[TASK DESCRIPTION]
Match the word "amount". Return each line of the data below where it appears.

-- Opening Marker --

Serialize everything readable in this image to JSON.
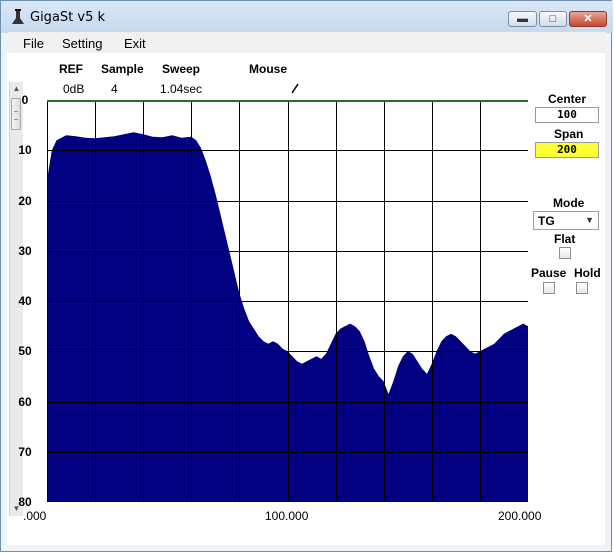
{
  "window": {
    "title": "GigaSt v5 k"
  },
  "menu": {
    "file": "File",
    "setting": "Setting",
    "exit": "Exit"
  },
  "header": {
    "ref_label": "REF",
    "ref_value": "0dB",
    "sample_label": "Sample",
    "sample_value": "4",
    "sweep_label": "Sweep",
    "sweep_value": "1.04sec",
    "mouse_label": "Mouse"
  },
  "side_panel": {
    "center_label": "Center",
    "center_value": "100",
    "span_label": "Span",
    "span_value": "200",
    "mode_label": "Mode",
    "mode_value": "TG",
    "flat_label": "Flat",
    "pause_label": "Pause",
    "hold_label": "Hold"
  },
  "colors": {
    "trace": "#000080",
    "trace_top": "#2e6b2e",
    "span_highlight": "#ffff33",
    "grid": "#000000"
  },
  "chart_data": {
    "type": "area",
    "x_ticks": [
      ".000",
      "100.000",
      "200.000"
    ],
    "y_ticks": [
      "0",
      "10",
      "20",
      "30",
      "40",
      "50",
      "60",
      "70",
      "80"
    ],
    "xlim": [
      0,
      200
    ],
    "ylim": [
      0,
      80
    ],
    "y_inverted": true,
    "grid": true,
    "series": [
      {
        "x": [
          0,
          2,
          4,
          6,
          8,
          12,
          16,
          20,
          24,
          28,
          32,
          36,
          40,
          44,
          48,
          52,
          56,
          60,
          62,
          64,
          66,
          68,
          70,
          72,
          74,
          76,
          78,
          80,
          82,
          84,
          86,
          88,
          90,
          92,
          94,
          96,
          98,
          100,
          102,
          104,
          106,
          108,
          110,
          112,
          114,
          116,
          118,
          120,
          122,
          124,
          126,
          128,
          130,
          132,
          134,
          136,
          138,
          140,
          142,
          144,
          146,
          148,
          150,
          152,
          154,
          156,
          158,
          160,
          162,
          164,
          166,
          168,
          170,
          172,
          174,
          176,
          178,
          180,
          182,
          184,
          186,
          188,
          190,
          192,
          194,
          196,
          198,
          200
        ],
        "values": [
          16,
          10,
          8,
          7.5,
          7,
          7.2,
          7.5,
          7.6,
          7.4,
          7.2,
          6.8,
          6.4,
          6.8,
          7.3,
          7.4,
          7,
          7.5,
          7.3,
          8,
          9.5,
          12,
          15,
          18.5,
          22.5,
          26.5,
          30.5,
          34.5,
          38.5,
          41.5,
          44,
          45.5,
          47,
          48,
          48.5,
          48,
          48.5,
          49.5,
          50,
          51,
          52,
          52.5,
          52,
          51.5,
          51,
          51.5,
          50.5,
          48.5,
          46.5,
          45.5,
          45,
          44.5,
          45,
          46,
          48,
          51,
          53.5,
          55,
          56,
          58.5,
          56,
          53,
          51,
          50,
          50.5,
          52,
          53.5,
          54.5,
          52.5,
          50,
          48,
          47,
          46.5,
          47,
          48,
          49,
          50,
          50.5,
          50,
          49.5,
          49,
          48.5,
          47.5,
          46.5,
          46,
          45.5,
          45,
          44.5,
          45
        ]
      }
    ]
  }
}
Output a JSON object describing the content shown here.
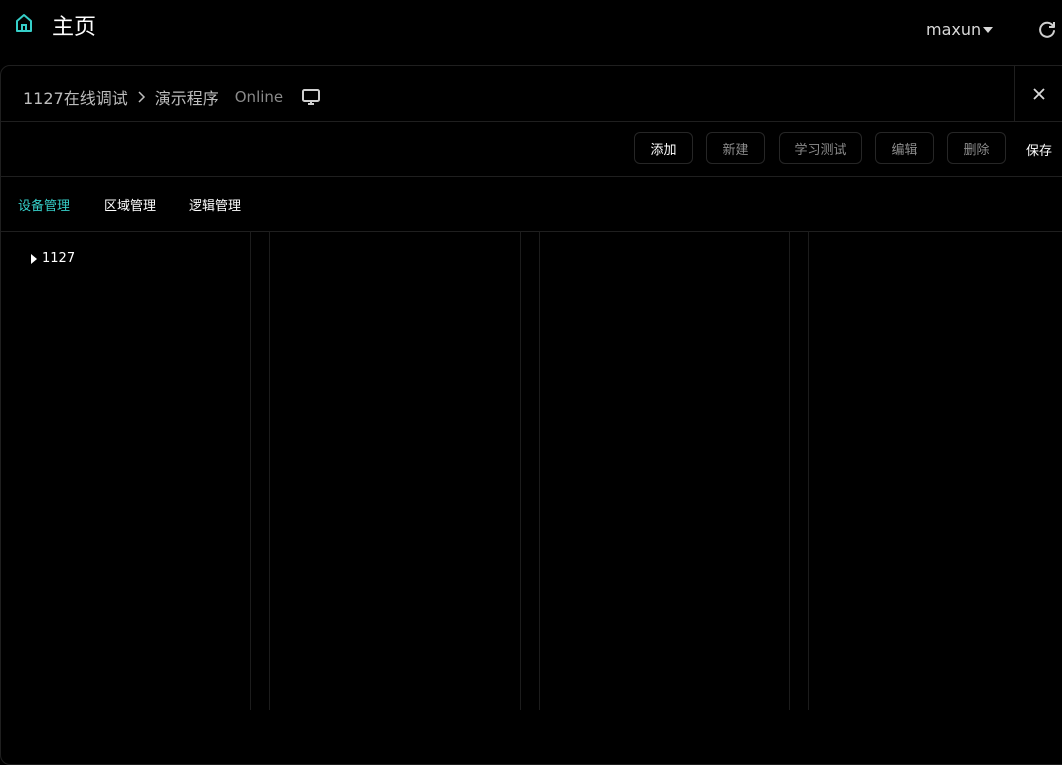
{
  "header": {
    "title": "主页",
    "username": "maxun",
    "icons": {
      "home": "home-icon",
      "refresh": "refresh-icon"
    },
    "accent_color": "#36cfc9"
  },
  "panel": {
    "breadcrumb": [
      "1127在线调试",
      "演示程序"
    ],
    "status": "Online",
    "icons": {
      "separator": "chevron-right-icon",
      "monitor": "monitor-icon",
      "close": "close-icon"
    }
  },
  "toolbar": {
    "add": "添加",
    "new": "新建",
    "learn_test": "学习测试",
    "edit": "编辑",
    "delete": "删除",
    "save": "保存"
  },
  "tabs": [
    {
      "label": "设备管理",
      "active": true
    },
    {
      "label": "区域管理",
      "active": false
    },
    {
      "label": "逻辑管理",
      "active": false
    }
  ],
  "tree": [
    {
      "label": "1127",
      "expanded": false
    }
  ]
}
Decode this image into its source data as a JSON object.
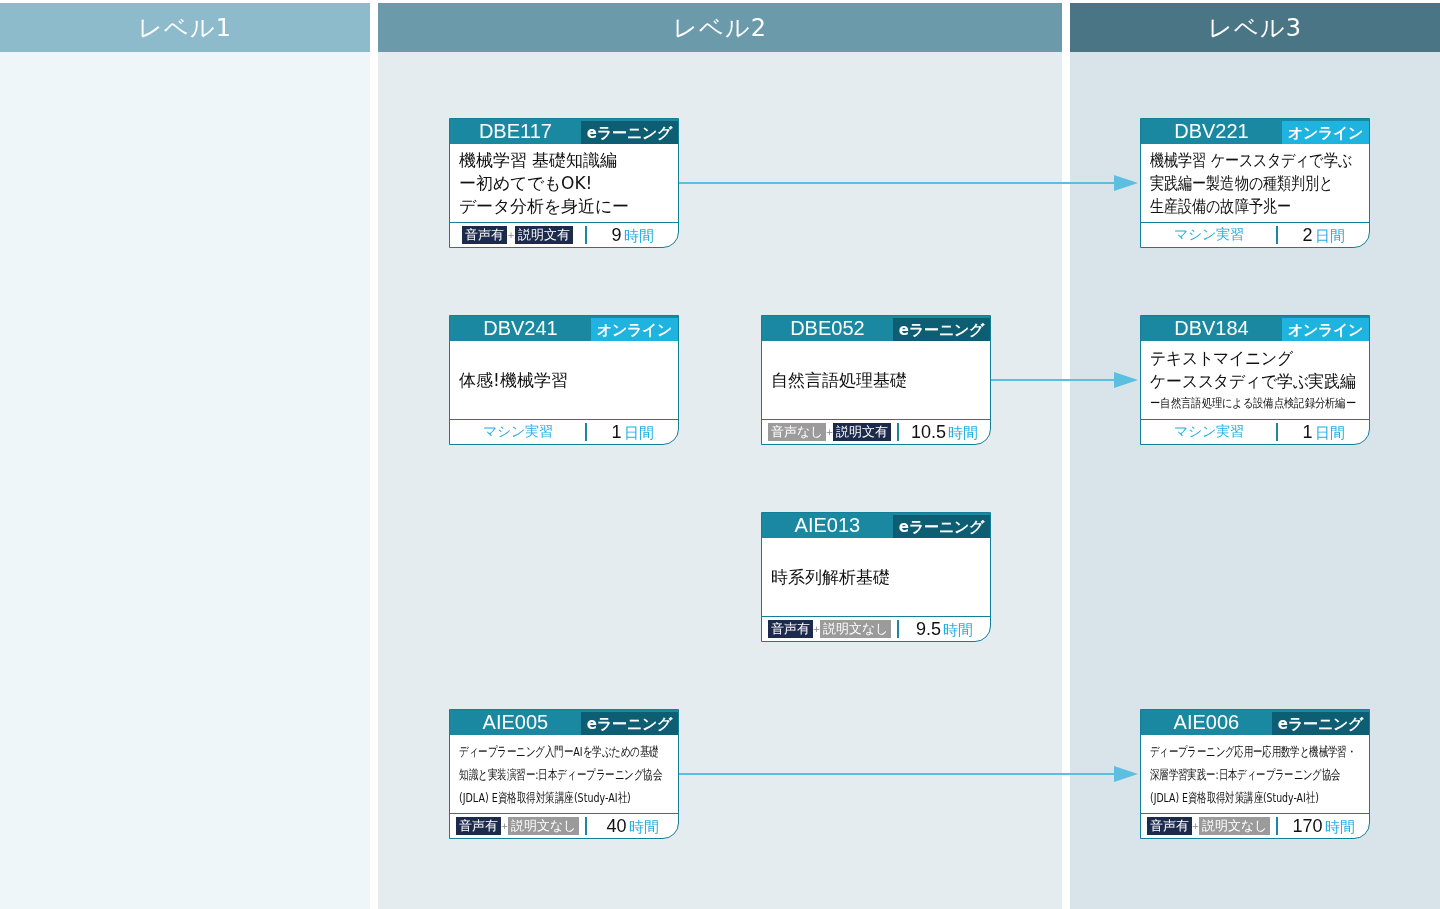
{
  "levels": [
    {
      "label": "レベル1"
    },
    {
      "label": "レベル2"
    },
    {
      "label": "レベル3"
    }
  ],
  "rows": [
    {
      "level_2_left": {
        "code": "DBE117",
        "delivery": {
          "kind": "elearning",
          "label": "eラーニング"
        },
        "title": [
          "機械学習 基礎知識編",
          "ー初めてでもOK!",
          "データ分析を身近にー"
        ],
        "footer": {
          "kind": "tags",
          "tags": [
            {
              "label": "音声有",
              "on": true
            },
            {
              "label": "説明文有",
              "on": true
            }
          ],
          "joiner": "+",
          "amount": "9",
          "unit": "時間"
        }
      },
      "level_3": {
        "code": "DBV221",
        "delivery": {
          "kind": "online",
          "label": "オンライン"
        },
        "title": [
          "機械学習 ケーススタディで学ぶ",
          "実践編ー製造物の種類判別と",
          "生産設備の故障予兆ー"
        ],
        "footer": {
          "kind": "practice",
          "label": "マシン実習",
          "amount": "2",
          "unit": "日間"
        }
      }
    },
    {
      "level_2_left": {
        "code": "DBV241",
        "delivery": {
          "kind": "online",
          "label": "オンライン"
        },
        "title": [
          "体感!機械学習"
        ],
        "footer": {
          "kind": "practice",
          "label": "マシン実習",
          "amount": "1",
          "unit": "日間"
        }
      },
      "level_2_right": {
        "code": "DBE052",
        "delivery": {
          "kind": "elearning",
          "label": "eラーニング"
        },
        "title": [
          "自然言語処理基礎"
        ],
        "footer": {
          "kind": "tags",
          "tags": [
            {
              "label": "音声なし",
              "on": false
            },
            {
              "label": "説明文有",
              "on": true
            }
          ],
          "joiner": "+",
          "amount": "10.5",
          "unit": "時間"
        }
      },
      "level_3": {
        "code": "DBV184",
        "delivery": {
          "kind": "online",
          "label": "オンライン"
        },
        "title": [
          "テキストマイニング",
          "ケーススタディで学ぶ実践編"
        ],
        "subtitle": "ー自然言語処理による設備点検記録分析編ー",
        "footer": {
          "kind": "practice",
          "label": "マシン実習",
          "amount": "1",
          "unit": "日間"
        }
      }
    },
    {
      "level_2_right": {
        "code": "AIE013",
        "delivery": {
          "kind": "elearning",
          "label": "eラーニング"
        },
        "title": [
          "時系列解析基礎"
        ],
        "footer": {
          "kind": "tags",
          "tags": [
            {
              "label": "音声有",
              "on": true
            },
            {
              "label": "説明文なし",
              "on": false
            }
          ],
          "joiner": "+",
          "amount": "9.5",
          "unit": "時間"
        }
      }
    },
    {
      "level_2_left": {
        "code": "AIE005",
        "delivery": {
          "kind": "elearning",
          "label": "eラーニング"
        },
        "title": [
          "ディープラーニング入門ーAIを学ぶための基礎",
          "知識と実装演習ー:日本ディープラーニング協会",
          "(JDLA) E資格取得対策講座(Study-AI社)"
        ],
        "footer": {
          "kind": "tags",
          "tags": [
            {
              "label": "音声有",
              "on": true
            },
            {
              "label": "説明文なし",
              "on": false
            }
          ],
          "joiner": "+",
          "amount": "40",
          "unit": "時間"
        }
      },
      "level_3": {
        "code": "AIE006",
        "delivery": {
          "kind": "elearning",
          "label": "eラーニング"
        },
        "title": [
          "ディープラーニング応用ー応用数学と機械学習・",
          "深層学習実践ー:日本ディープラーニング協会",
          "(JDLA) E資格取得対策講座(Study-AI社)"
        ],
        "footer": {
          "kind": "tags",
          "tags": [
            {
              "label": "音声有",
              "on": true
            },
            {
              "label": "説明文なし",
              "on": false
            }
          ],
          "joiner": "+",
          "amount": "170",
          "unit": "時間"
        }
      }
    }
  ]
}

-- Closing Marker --

[ANSWER BOX]
          "amount": "9",
          "amount": "2",
          "amount": "1",
          "amount": "10.5",
          "amount": "1",
          "amount": "9.5",
          "amount": "40",
          "amount": "170",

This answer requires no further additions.